Now I could begin harvesting for the daily meals, especially the turnips were big now. From the wild I was now mainly collecting leaves from nettles (Urtica dioica) and cow parsley (Anthriscus sylvestris) since there were so much cultivated food in the gardens.
The man who had gone away for a while, returned with a bunch of people from. Urkult (a music festival) they had been at. To feed all of this people we had to empty the fish cages. We were five people in the boat (borrowed from a neighbor) when we emptied the cage that was filled with perches. The hull was now full of fish. I took out the knife to begin to clean the fish. One man did not want to be a part of the fish slaughtering so he jumped into the water and swam back to the beach. After a couple of days the festival people returned to whatever it was they came from.
Now we were two people at the farm. I climbed up the roof to check out the chimney. It was almost falling apart so we repaired it with several layers of concrete.
A man from another farm 70 km away from us arrived by bicycle he was curious about us and wanted to stay for two weeks. He was a tanner and an experienced butcher, since we had never slaughtered a rabbit before we asked if he could show us how to do it. He slaughtered and skinned it in a very professional way. I started tanning the skin with alum.
Some mushrooms had started to pop up in the forest, mostly russulas (Russula). We dried some of them and stored in jars.
We visited a Scottish man that was living in the neighbor town.
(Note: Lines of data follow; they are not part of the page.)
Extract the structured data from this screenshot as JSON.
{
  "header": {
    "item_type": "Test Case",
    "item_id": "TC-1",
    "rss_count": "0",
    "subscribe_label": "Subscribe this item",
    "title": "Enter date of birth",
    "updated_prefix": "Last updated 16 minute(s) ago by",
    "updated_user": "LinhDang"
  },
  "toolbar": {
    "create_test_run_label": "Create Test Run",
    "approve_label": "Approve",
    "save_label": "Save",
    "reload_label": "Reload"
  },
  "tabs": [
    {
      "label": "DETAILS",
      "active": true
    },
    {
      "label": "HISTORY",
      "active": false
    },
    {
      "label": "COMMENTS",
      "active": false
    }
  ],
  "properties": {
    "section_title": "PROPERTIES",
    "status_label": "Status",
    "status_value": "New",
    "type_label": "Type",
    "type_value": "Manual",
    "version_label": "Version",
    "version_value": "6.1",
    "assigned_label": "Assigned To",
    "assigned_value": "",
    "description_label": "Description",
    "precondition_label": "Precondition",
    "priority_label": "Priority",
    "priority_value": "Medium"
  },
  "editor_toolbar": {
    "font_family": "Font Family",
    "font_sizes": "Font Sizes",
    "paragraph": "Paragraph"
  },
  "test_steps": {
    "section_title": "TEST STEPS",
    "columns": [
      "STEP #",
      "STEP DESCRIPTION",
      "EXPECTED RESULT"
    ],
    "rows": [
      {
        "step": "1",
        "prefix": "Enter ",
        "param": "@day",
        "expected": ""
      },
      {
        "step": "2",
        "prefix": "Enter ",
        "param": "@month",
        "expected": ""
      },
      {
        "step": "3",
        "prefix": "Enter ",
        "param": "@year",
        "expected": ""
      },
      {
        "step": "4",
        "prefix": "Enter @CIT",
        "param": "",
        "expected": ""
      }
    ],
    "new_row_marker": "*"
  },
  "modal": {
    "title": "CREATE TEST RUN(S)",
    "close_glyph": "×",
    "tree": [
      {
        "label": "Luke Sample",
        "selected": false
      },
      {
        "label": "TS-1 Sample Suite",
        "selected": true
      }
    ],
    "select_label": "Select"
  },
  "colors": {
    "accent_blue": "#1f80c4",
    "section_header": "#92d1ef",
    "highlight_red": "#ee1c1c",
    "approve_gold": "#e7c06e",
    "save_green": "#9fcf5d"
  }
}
He had also moved here in April, he offered us sheet metal from a barn that he wanted to tear down if we took down the roof plates. I agreed and was going to come back later to do the job. The sheet metal could be useful for roofing for example an outdoor kitchen. We met a women from the Black forest (Swabia) there that had been at the Scottish mans place a week or so. She was working there for food and shelter. She treated us with some salad from wild plants.
The tanner returned home and my comrade decided to leave the farm. Now it was only me and my dog left.
I returned to the Scottish man to perform the work to take down the roof plates. It was quite a difficult thing to do since the barn was big with a steep roof. The metal was slippery so I had to tie a rope around myself and attached the other end of the rope to a tree at the other side. Eventually the work was done I was going to get half of the plates that was about 20 plates. The woman from the Black forest (Swabia) was still around and we went for a plant walk since both of us were interested about wild plants. I invited here to the farm and she was interested to see the place and said that she would visit me soon.